A Stephen Colbert Write-In Campaign in S.C.? Not So Fast.
As comedian Stephen Colbert's superPAC preps for his potential run for "President of the United States of South Carolina" by buying up ad time in the Palmetto state, there's a problem that's emerged in his plan. South Carolina doesn't allow write-ins in its presidential primary.
As ABC News reported last night, the filing deadline to appear on the ballot in South Carolina's upcoming Republican primary has come and gone. Candidates who did not pay the $35,000 filing fee by Nov. 1, 2011 will not appear on the state's ballot. A sample ballot on the State Election Commission's website shows nine options for voters, and that's all.
For anyone thinking "well, someone could still technically write-in Mr. Colbert's name on a ballot" - think again. South Carolina uses something called direct recording electronic voting machines in all 46 counties. The South Carolina State Election Commission describes how these machines work on their webpage.
"The voter makes his/her selections by pressing a button beside a party, candidate or issue displayed on the direct recording electronic (DRE) voting machine. After all selections have been made, the voter presses a VOTE button to cast his/her ballot."
The only place where someone could conceivably write-in a vote for Colbert is on an absentee ballot, which are still being sent out as requested. However, those ballot would not be counted by the state.
Matt Moore, a spokesman for the South Carolina Republican Party, sent ABC News a statement firmly dismissing Colbert's so-called announcement.
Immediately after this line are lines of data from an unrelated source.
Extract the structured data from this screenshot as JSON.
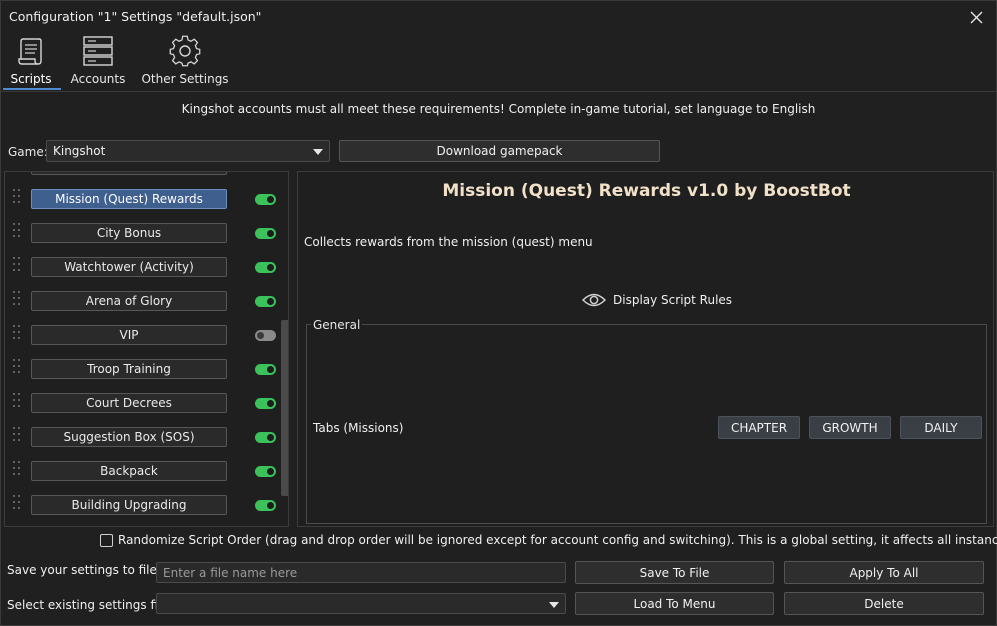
{
  "window": {
    "title": "Configuration \"1\" Settings \"default.json\"",
    "close_icon": "close-icon"
  },
  "tabs": [
    {
      "label": "Scripts",
      "icon": "scroll-icon",
      "active": true
    },
    {
      "label": "Accounts",
      "icon": "server-rack-icon",
      "active": false
    },
    {
      "label": "Other Settings",
      "icon": "gear-icon",
      "active": false
    }
  ],
  "notice": "Kingshot accounts must all meet these requirements! Complete in-game tutorial, set language to English",
  "game": {
    "label": "Game:",
    "selected": "Kingshot",
    "download_label": "Download gamepack"
  },
  "scripts": [
    {
      "name": "Mission (Quest) Rewards",
      "enabled": true,
      "selected": true
    },
    {
      "name": "City Bonus",
      "enabled": true,
      "selected": false
    },
    {
      "name": "Watchtower (Activity)",
      "enabled": true,
      "selected": false
    },
    {
      "name": "Arena of Glory",
      "enabled": true,
      "selected": false
    },
    {
      "name": "VIP",
      "enabled": false,
      "selected": false
    },
    {
      "name": "Troop Training",
      "enabled": true,
      "selected": false
    },
    {
      "name": "Court Decrees",
      "enabled": true,
      "selected": false
    },
    {
      "name": "Suggestion Box (SOS)",
      "enabled": true,
      "selected": false
    },
    {
      "name": "Backpack",
      "enabled": true,
      "selected": false
    },
    {
      "name": "Building Upgrading",
      "enabled": true,
      "selected": false
    }
  ],
  "details": {
    "title": "Mission (Quest) Rewards v1.0 by BoostBot",
    "description": "Collects rewards from the mission (quest) menu",
    "rules_label": "Display Script Rules",
    "general_legend": "General",
    "tabs_label": "Tabs (Missions)",
    "tab_buttons": [
      "CHAPTER",
      "GROWTH",
      "DAILY"
    ]
  },
  "randomize_label": "Randomize Script Order (drag and drop order will be ignored except for account config and switching). This is a global setting, it affects all instances.",
  "save_row": {
    "label": "Save your settings to file",
    "placeholder": "Enter a file name here",
    "save_button": "Save To File",
    "apply_button": "Apply To All"
  },
  "load_row": {
    "label": "Select existing settings file",
    "load_button": "Load To Menu",
    "delete_button": "Delete"
  },
  "colors": {
    "background": "#202020",
    "toggle_on": "#3cc25a",
    "toggle_off": "#8a8a8a",
    "selected_item": "#3f5f8f",
    "tab_underline": "#4e8bd0",
    "title_text": "#f0e1c8"
  }
}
"South Carolina state law does not allow write-in ballots in presidential primaries. There is no 'blank' space on voting machines to write-in a candidate" writes Moore. "Stephen Colbert has about as much a chance at being elected President in South Carolina as he does of being elected Pope. Zero. It didn't work four years ago, and it won't work now. The gag is worn out."
Meanwhile, Colbert is continuing to draw attention to what he believes to be the absurdities of campaign finance law after the Citizens United ruling. NBC released a clip of an upcoming interview with Colbert, conducted by Ted Koppel.
The clip shows Koppel asking Colbert "what is the difference, Stephen, between a PAC and a superPAC?"
"Well, it gets technical, but, without going into too much detail, one of them has the word "super" in front of it and that makes it a superPAC " Colbert replies.
"Other than that, as far as I can tell the difference between a PAC and a superPAC is a cover letter, because I formed a PAC, but a PAC can only take so much money, it can only spend so much money, and I wanted to spend unlimited amounts of money, and receive, more importantly, unlimited amounts of money. So my lawyer told me all I had to do was add a cover letter that said 'I intend this to be a super PAC, and it was a superPAC."